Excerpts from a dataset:
- - - -
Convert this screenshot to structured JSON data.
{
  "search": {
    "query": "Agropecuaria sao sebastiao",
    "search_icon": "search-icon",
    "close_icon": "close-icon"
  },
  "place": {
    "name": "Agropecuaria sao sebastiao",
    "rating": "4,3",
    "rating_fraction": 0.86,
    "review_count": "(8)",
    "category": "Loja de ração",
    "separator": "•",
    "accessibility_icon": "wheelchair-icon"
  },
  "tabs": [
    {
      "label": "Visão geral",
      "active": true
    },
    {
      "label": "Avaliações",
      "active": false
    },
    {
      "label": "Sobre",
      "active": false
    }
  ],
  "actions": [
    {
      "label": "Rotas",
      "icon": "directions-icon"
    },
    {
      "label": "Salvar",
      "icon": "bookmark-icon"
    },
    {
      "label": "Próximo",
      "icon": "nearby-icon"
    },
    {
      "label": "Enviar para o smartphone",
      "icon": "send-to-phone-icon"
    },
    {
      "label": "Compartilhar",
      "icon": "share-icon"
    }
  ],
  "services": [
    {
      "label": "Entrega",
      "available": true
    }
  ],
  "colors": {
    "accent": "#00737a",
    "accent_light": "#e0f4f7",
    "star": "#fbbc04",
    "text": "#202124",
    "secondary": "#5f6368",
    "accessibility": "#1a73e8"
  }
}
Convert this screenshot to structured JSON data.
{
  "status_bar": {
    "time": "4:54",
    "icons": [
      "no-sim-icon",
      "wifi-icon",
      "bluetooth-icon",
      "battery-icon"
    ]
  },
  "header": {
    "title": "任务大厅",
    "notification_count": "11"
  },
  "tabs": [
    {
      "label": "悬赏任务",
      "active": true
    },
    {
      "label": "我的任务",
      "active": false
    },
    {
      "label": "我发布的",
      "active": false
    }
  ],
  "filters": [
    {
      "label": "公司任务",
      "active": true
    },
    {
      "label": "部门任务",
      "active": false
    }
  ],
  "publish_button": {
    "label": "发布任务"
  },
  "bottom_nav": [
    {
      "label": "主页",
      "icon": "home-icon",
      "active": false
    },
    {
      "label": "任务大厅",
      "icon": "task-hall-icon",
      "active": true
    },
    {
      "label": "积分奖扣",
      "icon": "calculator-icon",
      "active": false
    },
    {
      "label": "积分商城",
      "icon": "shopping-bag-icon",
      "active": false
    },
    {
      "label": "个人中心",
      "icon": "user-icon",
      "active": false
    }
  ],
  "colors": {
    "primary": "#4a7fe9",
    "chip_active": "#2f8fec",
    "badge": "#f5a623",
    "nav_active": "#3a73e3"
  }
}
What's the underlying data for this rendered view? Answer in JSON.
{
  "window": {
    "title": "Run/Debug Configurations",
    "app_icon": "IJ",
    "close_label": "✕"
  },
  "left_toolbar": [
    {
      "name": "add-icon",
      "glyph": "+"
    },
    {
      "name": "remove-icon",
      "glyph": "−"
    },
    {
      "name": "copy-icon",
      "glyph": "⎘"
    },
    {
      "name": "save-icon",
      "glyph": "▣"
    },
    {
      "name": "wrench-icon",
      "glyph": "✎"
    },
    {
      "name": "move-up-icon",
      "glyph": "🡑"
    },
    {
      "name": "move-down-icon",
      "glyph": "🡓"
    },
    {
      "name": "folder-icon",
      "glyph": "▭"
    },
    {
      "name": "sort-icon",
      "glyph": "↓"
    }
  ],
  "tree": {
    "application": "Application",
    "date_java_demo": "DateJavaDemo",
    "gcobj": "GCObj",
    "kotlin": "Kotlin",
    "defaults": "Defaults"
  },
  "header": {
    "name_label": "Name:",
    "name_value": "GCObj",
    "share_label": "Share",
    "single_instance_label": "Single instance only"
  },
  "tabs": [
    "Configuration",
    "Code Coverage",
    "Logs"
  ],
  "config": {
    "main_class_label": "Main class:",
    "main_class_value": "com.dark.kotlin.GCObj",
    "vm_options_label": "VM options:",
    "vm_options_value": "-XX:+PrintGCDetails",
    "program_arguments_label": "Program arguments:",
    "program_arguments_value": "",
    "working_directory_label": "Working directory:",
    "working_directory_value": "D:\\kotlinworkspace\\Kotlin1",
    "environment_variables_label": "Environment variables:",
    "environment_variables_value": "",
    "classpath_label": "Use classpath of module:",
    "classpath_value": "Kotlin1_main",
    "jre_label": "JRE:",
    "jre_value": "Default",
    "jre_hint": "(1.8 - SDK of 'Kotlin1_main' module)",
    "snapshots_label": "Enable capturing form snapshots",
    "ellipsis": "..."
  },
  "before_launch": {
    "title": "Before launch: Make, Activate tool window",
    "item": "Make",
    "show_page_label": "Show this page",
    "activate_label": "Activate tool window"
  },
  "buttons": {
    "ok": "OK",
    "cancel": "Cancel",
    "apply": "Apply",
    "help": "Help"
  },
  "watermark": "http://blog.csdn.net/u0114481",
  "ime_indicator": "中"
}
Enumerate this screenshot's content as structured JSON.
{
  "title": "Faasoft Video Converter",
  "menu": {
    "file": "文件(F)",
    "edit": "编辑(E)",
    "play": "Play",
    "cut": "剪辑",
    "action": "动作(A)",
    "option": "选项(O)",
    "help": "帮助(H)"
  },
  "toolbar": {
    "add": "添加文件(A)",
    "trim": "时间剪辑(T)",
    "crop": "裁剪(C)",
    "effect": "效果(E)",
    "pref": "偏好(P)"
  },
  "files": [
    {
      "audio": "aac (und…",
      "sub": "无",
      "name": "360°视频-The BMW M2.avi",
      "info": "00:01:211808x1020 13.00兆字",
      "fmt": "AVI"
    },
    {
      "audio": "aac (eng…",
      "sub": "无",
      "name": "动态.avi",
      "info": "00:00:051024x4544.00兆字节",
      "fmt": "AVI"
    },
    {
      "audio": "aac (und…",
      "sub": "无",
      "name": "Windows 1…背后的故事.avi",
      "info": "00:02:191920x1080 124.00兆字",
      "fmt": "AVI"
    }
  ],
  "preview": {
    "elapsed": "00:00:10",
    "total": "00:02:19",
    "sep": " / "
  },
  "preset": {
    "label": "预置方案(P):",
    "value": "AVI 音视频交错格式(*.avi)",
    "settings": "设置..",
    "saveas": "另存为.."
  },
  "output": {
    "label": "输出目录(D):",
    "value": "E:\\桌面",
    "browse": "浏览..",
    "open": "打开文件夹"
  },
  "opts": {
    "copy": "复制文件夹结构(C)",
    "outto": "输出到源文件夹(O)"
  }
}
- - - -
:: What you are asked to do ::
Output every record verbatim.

:: Your solution ::
Convert this screenshot to structured JSON data.
{
  "search": {
    "query": "Agropecuaria sao sebastiao",
    "search_icon": "search-icon",
    "close_icon": "close-icon"
  },
  "place": {
    "name": "Agropecuaria sao sebastiao",
    "rating": "4,3",
    "rating_fraction": 0.86,
    "review_count": "(8)",
    "category": "Loja de ração",
    "separator": "•",
    "accessibility_icon": "wheelchair-icon"
  },
  "tabs": [
    {
      "label": "Visão geral",
      "active": true
    },
    {
      "label": "Avaliações",
      "active": false
    },
    {
      "label": "Sobre",
      "active": false
    }
  ],
  "actions": [
    {
      "label": "Rotas",
      "icon": "directions-icon"
    },
    {
      "label": "Salvar",
      "icon": "bookmark-icon"
    },
    {
      "label": "Próximo",
      "icon": "nearby-icon"
    },
    {
      "label": "Enviar para o smartphone",
      "icon": "send-to-phone-icon"
    },
    {
      "label": "Compartilhar",
      "icon": "share-icon"
    }
  ],
  "services": [
    {
      "label": "Entrega",
      "available": true
    }
  ],
  "colors": {
    "accent": "#00737a",
    "accent_light": "#e0f4f7",
    "star": "#fbbc04",
    "text": "#202124",
    "secondary": "#5f6368",
    "accessibility": "#1a73e8"
  }
}
Convert this screenshot to structured JSON data.
{
  "status_bar": {
    "time": "4:54",
    "icons": [
      "no-sim-icon",
      "wifi-icon",
      "bluetooth-icon",
      "battery-icon"
    ]
  },
  "header": {
    "title": "任务大厅",
    "notification_count": "11"
  },
  "tabs": [
    {
      "label": "悬赏任务",
      "active": true
    },
    {
      "label": "我的任务",
      "active": false
    },
    {
      "label": "我发布的",
      "active": false
    }
  ],
  "filters": [
    {
      "label": "公司任务",
      "active": true
    },
    {
      "label": "部门任务",
      "active": false
    }
  ],
  "publish_button": {
    "label": "发布任务"
  },
  "bottom_nav": [
    {
      "label": "主页",
      "icon": "home-icon",
      "active": false
    },
    {
      "label": "任务大厅",
      "icon": "task-hall-icon",
      "active": true
    },
    {
      "label": "积分奖扣",
      "icon": "calculator-icon",
      "active": false
    },
    {
      "label": "积分商城",
      "icon": "shopping-bag-icon",
      "active": false
    },
    {
      "label": "个人中心",
      "icon": "user-icon",
      "active": false
    }
  ],
  "colors": {
    "primary": "#4a7fe9",
    "chip_active": "#2f8fec",
    "badge": "#f5a623",
    "nav_active": "#3a73e3"
  }
}
What's the underlying data for this rendered view? Answer in JSON.
{
  "window": {
    "title": "Run/Debug Configurations",
    "app_icon": "IJ",
    "close_label": "✕"
  },
  "left_toolbar": [
    {
      "name": "add-icon",
      "glyph": "+"
    },
    {
      "name": "remove-icon",
      "glyph": "−"
    },
    {
      "name": "copy-icon",
      "glyph": "⎘"
    },
    {
      "name": "save-icon",
      "glyph": "▣"
    },
    {
      "name": "wrench-icon",
      "glyph": "✎"
    },
    {
      "name": "move-up-icon",
      "glyph": "🡑"
    },
    {
      "name": "move-down-icon",
      "glyph": "🡓"
    },
    {
      "name": "folder-icon",
      "glyph": "▭"
    },
    {
      "name": "sort-icon",
      "glyph": "↓"
    }
  ],
  "tree": {
    "application": "Application",
    "date_java_demo": "DateJavaDemo",
    "gcobj": "GCObj",
    "kotlin": "Kotlin",
    "defaults": "Defaults"
  },
  "header": {
    "name_label": "Name:",
    "name_value": "GCObj",
    "share_label": "Share",
    "single_instance_label": "Single instance only"
  },
  "tabs": [
    "Configuration",
    "Code Coverage",
    "Logs"
  ],
  "config": {
    "main_class_label": "Main class:",
    "main_class_value": "com.dark.kotlin.GCObj",
    "vm_options_label": "VM options:",
    "vm_options_value": "-XX:+PrintGCDetails",
    "program_arguments_label": "Program arguments:",
    "program_arguments_value": "",
    "working_directory_label": "Working directory:",
    "working_directory_value": "D:\\kotlinworkspace\\Kotlin1",
    "environment_variables_label": "Environment variables:",
    "environment_variables_value": "",
    "classpath_label": "Use classpath of module:",
    "classpath_value": "Kotlin1_main",
    "jre_label": "JRE:",
    "jre_value": "Default",
    "jre_hint": "(1.8 - SDK of 'Kotlin1_main' module)",
    "snapshots_label": "Enable capturing form snapshots",
    "ellipsis": "..."
  },
  "before_launch": {
    "title": "Before launch: Make, Activate tool window",
    "item": "Make",
    "show_page_label": "Show this page",
    "activate_label": "Activate tool window"
  },
  "buttons": {
    "ok": "OK",
    "cancel": "Cancel",
    "apply": "Apply",
    "help": "Help"
  },
  "watermark": "http://blog.csdn.net/u0114481",
  "ime_indicator": "中"
}
Enumerate this screenshot's content as structured JSON.
{
  "title": "Faasoft Video Converter",
  "menu": {
    "file": "文件(F)",
    "edit": "编辑(E)",
    "play": "Play",
    "cut": "剪辑",
    "action": "动作(A)",
    "option": "选项(O)",
    "help": "帮助(H)"
  },
  "toolbar": {
    "add": "添加文件(A)",
    "trim": "时间剪辑(T)",
    "crop": "裁剪(C)",
    "effect": "效果(E)",
    "pref": "偏好(P)"
  },
  "files": [
    {
      "audio": "aac (und…",
      "sub": "无",
      "name": "360°视频-The BMW M2.avi",
      "info": "00:01:211808x1020 13.00兆字",
      "fmt": "AVI"
    },
    {
      "audio": "aac (eng…",
      "sub": "无",
      "name": "动态.avi",
      "info": "00:00:051024x4544.00兆字节",
      "fmt": "AVI"
    },
    {
      "audio": "aac (und…",
      "sub": "无",
      "name": "Windows 1…背后的故事.avi",
      "info": "00:02:191920x1080 124.00兆字",
      "fmt": "AVI"
    }
  ],
  "preview": {
    "elapsed": "00:00:10",
    "total": "00:02:19",
    "sep": " / "
  },
  "preset": {
    "label": "预置方案(P):",
    "value": "AVI 音视频交错格式(*.avi)",
    "settings": "设置..",
    "saveas": "另存为.."
  },
  "output": {
    "label": "输出目录(D):",
    "value": "E:\\桌面",
    "browse": "浏览..",
    "open": "打开文件夹"
  },
  "opts": {
    "copy": "复制文件夹结构(C)",
    "outto": "输出到源文件夹(O)"
  }
}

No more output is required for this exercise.